_YOUR INSTRUCTIONS_: Search the records for "JSON". Copy every line where it appears.

- - - - - - -

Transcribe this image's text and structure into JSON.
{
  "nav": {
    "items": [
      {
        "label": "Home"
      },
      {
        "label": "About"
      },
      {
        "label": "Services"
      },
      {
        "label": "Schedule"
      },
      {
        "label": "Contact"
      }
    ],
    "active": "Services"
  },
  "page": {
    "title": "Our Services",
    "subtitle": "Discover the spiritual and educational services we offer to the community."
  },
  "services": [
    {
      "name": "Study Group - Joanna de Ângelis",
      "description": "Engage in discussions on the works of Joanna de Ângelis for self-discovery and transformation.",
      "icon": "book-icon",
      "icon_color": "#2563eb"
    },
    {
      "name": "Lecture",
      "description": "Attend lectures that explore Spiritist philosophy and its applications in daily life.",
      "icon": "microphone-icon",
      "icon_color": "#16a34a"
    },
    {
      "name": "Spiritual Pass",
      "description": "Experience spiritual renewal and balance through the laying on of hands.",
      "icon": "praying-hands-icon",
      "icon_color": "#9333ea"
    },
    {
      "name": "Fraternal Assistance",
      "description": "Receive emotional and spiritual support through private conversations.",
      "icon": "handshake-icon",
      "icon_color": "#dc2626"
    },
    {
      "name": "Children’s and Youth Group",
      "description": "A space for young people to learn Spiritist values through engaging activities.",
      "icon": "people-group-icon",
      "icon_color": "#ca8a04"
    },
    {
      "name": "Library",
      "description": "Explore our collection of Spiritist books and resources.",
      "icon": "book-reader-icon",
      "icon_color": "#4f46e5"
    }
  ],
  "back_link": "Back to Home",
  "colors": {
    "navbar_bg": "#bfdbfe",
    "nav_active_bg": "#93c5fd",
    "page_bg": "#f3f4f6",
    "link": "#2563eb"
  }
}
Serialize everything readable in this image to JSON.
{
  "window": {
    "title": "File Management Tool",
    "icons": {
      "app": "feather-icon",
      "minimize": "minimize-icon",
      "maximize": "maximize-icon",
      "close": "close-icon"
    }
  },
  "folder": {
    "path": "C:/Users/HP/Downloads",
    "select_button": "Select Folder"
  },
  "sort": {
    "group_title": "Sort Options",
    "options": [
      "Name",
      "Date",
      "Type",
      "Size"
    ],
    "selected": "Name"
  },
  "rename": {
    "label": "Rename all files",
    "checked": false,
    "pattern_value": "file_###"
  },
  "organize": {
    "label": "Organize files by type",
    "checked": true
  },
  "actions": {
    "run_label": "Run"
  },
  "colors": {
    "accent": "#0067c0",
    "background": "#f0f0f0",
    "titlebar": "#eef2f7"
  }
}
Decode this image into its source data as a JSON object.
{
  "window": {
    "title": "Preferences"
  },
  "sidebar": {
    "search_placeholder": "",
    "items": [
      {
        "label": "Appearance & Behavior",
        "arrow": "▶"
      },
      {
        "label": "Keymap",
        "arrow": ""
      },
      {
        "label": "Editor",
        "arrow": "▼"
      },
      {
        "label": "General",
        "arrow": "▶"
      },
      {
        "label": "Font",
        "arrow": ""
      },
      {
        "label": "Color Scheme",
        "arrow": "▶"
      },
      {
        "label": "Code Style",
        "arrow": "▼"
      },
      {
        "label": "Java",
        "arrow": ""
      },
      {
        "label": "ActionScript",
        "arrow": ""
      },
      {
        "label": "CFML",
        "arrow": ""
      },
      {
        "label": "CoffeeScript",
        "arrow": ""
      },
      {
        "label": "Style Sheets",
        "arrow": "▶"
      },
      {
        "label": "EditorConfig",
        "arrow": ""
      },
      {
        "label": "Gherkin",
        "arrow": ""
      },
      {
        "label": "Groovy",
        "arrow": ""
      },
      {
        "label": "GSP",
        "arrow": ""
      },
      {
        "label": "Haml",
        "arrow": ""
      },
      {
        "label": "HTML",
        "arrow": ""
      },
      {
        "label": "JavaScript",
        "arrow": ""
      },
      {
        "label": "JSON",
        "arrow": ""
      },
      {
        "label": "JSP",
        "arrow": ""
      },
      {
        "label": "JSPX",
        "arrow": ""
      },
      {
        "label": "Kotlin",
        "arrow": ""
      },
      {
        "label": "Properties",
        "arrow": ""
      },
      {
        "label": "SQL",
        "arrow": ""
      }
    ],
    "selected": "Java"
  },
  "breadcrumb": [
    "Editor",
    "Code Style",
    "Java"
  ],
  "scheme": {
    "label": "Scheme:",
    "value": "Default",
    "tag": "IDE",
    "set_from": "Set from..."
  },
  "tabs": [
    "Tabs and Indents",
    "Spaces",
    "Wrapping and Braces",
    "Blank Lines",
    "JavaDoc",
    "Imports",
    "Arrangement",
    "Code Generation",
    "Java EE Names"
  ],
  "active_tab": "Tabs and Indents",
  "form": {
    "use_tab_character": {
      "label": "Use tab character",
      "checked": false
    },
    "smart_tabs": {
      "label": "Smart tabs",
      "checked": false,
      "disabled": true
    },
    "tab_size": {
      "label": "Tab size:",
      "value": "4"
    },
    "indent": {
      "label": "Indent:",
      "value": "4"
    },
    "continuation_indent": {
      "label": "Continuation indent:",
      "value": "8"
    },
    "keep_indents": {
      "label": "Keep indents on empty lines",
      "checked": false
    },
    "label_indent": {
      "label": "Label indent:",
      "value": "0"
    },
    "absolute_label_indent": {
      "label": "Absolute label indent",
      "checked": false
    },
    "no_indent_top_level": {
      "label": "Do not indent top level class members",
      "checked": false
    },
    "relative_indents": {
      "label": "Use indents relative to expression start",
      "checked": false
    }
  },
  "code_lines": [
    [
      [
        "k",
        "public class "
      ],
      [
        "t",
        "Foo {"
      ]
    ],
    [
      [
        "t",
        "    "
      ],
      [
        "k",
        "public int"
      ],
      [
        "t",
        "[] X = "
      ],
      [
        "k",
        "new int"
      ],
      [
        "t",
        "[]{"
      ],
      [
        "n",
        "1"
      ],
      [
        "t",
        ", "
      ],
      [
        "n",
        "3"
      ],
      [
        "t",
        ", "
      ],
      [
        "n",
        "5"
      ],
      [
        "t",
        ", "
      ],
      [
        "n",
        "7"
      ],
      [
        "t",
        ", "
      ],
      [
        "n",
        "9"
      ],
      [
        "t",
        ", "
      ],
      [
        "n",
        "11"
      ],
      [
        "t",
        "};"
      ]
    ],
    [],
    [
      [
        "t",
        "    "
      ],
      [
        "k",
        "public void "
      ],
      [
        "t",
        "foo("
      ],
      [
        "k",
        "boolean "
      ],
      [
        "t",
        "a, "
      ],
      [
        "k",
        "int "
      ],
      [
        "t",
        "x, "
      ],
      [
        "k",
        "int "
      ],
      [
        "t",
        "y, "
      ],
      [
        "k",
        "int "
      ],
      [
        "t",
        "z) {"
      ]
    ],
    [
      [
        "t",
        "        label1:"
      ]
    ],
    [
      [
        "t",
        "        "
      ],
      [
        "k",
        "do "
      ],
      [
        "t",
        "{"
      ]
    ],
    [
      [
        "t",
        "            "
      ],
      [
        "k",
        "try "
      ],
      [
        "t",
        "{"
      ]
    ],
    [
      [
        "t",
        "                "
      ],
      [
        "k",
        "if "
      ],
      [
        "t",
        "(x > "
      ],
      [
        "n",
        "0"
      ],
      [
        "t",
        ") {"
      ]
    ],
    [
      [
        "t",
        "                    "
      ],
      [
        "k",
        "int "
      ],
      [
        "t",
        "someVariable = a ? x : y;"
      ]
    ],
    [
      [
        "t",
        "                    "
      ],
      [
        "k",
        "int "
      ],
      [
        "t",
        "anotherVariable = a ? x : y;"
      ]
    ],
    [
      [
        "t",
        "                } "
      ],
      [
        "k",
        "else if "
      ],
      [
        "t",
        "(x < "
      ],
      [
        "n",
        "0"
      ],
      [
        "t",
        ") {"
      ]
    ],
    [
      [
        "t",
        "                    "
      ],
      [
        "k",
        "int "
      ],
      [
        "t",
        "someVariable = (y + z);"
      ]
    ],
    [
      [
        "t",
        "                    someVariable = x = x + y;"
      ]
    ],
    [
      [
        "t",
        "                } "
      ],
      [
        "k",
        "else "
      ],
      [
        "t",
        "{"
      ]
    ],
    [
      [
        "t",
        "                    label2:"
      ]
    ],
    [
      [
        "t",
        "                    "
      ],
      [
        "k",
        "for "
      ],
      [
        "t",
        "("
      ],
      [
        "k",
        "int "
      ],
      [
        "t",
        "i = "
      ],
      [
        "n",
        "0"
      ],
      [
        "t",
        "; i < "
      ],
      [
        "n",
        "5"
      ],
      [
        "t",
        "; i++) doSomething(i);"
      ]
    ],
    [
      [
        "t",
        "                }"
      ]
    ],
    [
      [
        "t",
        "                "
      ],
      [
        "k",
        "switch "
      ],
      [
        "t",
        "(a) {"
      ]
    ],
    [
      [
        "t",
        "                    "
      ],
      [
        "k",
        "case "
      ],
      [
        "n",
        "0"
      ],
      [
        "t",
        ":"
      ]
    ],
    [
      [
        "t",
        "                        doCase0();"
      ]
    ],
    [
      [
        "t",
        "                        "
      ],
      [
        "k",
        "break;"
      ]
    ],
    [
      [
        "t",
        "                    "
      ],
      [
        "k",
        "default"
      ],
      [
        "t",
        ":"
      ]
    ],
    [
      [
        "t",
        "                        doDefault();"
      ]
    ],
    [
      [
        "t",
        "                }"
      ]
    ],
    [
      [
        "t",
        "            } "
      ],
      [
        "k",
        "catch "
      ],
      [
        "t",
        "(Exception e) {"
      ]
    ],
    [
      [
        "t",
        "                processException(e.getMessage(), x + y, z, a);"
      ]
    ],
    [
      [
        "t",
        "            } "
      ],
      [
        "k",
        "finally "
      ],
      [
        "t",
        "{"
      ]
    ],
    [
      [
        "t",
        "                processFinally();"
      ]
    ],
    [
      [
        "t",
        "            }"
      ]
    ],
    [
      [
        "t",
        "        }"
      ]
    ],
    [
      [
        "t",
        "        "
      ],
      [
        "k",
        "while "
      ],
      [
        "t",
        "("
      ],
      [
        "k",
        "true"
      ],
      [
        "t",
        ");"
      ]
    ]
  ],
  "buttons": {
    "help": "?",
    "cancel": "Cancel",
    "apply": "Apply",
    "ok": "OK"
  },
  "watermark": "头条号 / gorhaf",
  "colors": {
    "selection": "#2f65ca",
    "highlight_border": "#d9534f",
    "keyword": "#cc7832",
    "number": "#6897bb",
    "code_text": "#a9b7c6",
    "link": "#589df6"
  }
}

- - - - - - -

_REPLY_:
Transcribe this image's text and structure into JSON.
Serialize everything readable in this image to JSON.
Decode this image into its source data as a JSON object.
        "label": "JSON",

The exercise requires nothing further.